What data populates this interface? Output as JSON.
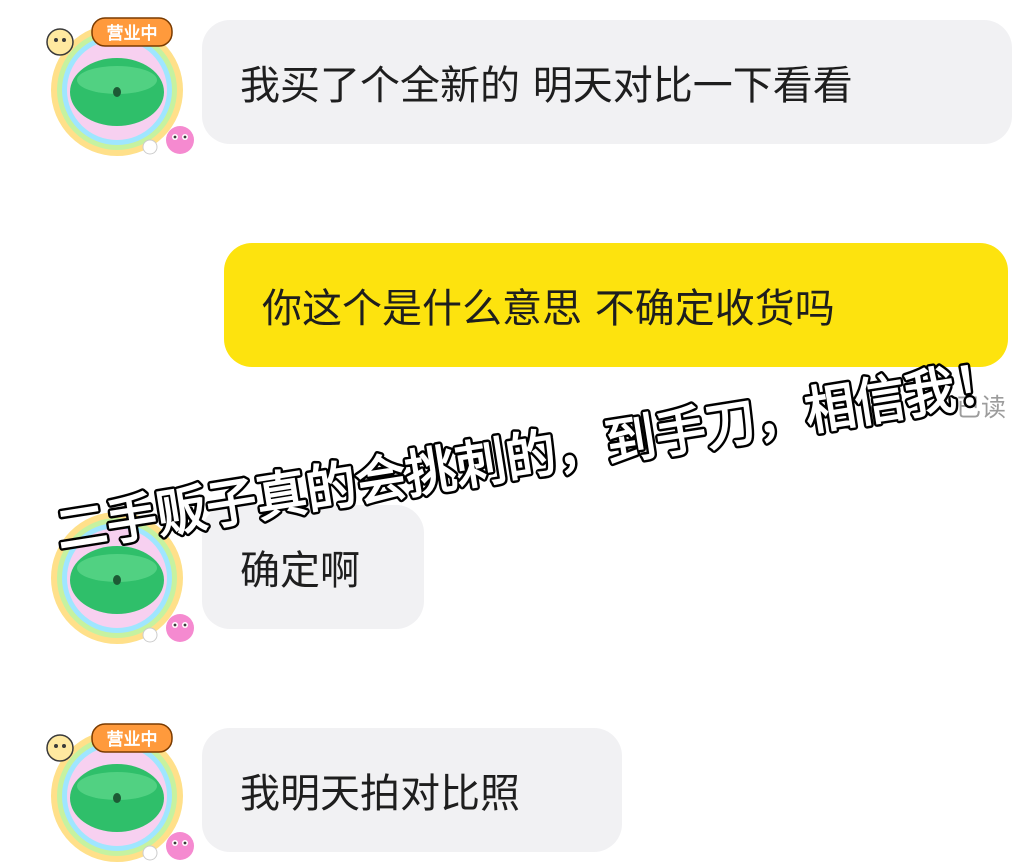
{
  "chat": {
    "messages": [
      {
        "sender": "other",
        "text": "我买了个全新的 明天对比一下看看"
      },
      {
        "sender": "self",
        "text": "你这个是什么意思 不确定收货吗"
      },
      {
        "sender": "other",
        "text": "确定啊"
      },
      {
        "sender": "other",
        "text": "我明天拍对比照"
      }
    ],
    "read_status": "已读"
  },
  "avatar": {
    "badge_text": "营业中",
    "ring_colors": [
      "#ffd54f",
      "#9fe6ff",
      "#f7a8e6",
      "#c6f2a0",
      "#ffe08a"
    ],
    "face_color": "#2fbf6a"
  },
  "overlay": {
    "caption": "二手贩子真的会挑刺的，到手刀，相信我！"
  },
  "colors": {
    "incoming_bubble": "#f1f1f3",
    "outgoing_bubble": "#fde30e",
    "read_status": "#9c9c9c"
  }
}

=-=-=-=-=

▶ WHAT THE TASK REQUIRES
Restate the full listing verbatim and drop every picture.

▶ WRITTEN RESPONSE
What data populates this interface? Output as JSON.
{
  "chat": {
    "messages": [
      {
        "sender": "other",
        "text": "我买了个全新的 明天对比一下看看"
      },
      {
        "sender": "self",
        "text": "你这个是什么意思 不确定收货吗"
      },
      {
        "sender": "other",
        "text": "确定啊"
      },
      {
        "sender": "other",
        "text": "我明天拍对比照"
      }
    ],
    "read_status": "已读"
  },
  "avatar": {
    "badge_text": "营业中",
    "ring_colors": [
      "#ffd54f",
      "#9fe6ff",
      "#f7a8e6",
      "#c6f2a0",
      "#ffe08a"
    ],
    "face_color": "#2fbf6a"
  },
  "overlay": {
    "caption": "二手贩子真的会挑刺的，到手刀，相信我！"
  },
  "colors": {
    "incoming_bubble": "#f1f1f3",
    "outgoing_bubble": "#fde30e",
    "read_status": "#9c9c9c"
  }
}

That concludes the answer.